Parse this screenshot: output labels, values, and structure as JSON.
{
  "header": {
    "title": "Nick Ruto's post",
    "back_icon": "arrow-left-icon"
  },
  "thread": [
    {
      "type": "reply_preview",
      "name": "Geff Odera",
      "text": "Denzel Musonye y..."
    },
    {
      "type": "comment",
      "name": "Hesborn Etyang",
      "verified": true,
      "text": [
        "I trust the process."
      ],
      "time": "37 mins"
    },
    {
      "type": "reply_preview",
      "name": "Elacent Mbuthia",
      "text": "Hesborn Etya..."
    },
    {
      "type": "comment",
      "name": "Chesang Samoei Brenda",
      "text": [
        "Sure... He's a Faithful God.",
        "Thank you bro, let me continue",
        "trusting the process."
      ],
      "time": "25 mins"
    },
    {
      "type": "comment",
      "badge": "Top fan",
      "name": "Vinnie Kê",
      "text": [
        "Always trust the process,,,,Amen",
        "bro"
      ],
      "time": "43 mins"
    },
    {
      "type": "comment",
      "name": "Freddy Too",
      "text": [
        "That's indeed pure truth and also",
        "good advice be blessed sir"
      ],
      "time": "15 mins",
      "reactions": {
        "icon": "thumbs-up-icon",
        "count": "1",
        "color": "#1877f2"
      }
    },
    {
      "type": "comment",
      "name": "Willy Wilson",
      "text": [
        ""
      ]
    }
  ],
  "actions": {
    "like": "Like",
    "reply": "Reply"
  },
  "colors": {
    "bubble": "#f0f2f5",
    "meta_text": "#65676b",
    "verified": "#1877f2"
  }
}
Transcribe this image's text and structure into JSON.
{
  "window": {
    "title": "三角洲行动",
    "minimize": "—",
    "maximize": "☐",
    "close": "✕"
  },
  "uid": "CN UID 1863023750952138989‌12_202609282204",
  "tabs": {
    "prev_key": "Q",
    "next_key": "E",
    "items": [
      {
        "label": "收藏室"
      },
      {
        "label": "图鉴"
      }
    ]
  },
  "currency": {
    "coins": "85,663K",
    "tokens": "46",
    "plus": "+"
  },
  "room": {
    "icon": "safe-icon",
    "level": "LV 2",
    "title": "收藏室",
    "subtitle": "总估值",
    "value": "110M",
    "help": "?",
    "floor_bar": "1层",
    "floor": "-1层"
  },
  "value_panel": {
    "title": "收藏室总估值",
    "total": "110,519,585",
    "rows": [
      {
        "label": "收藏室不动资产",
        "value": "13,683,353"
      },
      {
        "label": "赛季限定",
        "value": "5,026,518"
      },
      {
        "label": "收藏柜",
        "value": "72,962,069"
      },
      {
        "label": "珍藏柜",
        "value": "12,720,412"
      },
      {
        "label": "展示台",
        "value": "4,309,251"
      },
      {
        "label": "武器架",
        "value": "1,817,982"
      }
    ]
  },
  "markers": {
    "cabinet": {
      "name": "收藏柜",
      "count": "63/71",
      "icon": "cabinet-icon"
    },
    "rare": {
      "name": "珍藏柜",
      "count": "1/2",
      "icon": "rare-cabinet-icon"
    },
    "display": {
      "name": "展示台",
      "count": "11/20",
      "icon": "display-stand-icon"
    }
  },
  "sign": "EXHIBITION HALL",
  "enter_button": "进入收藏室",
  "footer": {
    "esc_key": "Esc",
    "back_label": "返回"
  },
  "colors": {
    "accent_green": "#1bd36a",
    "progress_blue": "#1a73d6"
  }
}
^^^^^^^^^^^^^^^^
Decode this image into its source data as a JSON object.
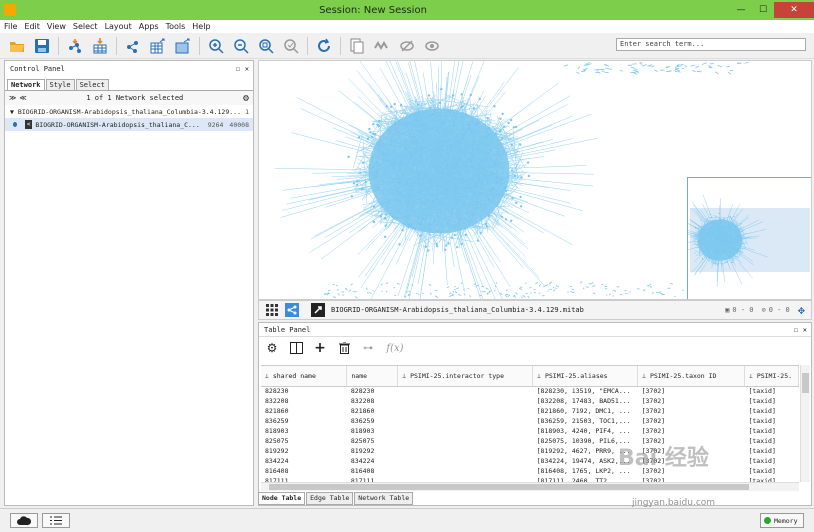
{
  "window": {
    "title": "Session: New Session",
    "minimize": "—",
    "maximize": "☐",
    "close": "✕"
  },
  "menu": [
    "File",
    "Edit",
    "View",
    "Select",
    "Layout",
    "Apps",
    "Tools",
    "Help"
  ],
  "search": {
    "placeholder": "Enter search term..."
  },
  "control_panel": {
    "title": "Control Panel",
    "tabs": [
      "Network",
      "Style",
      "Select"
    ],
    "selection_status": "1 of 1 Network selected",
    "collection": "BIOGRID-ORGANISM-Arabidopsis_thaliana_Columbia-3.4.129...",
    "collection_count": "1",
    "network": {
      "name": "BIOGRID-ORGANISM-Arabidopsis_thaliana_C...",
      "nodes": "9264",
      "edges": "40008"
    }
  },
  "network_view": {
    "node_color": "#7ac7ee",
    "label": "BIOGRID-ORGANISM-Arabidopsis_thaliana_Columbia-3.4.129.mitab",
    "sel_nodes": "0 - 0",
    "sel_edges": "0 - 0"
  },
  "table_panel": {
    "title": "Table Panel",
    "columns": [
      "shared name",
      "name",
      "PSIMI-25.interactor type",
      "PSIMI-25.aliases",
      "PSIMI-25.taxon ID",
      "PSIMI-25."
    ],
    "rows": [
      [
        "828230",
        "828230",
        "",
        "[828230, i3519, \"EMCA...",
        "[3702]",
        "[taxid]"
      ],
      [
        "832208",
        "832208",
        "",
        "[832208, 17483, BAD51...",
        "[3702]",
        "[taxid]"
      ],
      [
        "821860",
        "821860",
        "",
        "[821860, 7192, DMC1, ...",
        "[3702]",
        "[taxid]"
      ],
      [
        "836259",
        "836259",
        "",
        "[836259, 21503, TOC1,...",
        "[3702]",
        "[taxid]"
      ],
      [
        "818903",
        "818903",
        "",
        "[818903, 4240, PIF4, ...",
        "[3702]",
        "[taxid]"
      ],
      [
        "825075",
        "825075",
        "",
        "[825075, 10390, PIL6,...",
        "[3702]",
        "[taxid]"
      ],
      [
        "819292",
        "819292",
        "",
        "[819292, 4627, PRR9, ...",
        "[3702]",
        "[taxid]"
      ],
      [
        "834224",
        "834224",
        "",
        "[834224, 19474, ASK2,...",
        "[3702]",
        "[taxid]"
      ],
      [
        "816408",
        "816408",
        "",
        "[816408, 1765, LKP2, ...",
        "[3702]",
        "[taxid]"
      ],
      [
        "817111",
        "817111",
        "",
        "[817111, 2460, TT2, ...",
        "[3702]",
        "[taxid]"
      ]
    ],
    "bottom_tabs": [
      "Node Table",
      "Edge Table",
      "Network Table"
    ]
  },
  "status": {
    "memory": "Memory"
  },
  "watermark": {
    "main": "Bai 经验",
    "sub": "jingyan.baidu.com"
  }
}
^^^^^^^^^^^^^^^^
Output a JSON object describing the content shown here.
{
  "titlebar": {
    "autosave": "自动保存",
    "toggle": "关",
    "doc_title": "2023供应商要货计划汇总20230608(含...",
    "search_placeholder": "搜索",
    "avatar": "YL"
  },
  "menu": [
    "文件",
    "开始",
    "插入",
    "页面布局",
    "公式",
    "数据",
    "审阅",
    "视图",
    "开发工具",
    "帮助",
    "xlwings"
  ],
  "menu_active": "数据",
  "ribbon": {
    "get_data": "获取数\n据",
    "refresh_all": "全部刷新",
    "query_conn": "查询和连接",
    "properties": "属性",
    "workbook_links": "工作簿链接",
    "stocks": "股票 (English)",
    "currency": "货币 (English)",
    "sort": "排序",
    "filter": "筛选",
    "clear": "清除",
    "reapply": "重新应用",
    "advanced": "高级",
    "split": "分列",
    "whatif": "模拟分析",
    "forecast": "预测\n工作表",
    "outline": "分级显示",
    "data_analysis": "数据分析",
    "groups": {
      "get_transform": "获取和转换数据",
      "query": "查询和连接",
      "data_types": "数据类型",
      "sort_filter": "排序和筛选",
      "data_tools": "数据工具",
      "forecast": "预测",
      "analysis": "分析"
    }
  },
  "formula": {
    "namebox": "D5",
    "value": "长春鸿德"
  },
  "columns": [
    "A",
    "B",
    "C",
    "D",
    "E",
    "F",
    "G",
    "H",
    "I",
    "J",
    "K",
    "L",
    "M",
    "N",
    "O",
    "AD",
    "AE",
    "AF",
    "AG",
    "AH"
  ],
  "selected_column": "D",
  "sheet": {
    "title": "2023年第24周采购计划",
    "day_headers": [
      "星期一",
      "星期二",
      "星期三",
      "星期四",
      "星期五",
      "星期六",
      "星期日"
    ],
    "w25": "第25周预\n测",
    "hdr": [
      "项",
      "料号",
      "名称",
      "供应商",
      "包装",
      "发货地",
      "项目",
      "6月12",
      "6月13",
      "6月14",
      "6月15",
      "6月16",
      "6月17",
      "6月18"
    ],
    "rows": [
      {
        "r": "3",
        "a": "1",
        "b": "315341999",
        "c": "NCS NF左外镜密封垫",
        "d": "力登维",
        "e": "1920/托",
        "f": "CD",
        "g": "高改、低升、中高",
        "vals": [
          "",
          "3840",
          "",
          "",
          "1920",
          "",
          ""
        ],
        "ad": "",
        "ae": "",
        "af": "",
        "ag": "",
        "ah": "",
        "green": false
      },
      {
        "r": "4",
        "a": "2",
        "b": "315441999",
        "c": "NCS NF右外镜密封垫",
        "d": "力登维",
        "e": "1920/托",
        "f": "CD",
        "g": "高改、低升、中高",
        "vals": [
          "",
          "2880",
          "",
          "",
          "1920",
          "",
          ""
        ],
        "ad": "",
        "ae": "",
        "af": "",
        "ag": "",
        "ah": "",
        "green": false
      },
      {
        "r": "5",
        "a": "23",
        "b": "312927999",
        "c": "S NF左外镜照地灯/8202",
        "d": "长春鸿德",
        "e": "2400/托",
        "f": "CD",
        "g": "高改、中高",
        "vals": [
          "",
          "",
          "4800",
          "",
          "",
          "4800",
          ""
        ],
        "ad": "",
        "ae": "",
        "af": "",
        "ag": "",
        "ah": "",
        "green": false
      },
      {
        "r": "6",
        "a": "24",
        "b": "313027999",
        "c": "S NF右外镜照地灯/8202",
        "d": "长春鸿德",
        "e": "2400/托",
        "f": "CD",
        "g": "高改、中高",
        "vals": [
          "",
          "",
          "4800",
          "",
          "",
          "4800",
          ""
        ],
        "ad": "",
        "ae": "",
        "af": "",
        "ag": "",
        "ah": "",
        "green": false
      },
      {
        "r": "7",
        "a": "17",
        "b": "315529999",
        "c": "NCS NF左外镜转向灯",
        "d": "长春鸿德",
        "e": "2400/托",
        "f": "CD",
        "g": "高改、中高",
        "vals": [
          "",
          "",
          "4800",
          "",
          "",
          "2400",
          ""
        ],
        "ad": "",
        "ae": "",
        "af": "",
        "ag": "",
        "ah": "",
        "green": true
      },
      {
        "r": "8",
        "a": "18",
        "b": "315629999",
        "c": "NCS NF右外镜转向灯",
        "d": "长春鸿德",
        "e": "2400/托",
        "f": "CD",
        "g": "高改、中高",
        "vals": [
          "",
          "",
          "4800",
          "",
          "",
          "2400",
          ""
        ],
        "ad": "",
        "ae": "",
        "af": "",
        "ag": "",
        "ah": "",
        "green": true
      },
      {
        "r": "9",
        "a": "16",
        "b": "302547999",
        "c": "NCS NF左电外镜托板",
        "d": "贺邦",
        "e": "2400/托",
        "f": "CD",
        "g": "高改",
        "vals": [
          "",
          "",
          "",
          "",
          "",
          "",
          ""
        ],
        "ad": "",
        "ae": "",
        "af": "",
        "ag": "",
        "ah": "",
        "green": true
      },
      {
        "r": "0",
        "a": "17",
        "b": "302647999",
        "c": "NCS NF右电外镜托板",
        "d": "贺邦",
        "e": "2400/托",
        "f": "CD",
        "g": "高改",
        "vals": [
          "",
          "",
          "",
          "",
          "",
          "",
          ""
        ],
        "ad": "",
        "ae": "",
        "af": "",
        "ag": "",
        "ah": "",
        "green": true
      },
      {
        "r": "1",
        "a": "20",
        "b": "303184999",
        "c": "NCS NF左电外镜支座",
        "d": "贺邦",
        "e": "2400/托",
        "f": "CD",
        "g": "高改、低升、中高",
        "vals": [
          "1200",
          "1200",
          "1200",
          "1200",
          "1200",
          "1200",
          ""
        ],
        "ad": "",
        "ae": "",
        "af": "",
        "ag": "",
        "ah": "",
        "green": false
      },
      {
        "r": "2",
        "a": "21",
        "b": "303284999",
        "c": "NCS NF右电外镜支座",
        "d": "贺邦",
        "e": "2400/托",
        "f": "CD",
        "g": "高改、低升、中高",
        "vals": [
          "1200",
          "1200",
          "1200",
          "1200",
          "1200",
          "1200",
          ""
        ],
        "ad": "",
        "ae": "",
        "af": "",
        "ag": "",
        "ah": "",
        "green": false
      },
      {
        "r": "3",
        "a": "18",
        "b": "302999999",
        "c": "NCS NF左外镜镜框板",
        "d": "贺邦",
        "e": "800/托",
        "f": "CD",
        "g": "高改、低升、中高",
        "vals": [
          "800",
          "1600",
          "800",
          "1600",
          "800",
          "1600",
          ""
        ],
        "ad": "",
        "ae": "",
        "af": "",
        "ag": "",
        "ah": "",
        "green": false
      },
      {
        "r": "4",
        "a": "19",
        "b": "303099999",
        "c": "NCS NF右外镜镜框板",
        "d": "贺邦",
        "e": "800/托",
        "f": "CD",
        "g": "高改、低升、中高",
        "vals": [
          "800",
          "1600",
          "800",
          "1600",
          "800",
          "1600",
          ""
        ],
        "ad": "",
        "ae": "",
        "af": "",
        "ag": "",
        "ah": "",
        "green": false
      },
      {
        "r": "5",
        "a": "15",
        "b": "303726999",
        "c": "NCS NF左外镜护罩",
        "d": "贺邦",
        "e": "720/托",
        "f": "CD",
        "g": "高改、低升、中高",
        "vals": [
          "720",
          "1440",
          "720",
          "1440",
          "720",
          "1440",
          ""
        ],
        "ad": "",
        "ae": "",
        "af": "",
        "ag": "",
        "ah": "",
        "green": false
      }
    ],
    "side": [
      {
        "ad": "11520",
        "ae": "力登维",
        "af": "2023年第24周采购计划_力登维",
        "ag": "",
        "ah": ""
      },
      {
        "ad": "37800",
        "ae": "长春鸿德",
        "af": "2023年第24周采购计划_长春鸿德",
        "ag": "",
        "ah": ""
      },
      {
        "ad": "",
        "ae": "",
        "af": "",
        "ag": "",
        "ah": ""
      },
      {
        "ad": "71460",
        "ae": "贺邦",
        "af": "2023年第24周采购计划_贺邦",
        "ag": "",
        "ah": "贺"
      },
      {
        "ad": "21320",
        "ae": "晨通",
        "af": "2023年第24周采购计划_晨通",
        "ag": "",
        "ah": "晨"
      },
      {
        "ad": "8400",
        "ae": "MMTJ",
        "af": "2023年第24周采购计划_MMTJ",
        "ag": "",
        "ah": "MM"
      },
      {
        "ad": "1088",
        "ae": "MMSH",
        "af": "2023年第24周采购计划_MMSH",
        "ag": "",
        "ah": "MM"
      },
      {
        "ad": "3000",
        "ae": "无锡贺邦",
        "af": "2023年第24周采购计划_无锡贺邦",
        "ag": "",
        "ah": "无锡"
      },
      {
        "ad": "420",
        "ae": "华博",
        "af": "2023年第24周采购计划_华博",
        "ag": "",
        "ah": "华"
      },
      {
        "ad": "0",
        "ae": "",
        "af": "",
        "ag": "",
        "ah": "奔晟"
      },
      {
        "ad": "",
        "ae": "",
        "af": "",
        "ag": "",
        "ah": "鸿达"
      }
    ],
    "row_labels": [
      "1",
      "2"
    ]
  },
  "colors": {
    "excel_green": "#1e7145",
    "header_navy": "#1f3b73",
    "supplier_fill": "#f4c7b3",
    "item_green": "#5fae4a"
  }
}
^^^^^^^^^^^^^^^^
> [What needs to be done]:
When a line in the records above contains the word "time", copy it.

> [Response area]:
      "time": "37 mins"
      "time": "25 mins"
      "time": "43 mins"
      "time": "15 mins",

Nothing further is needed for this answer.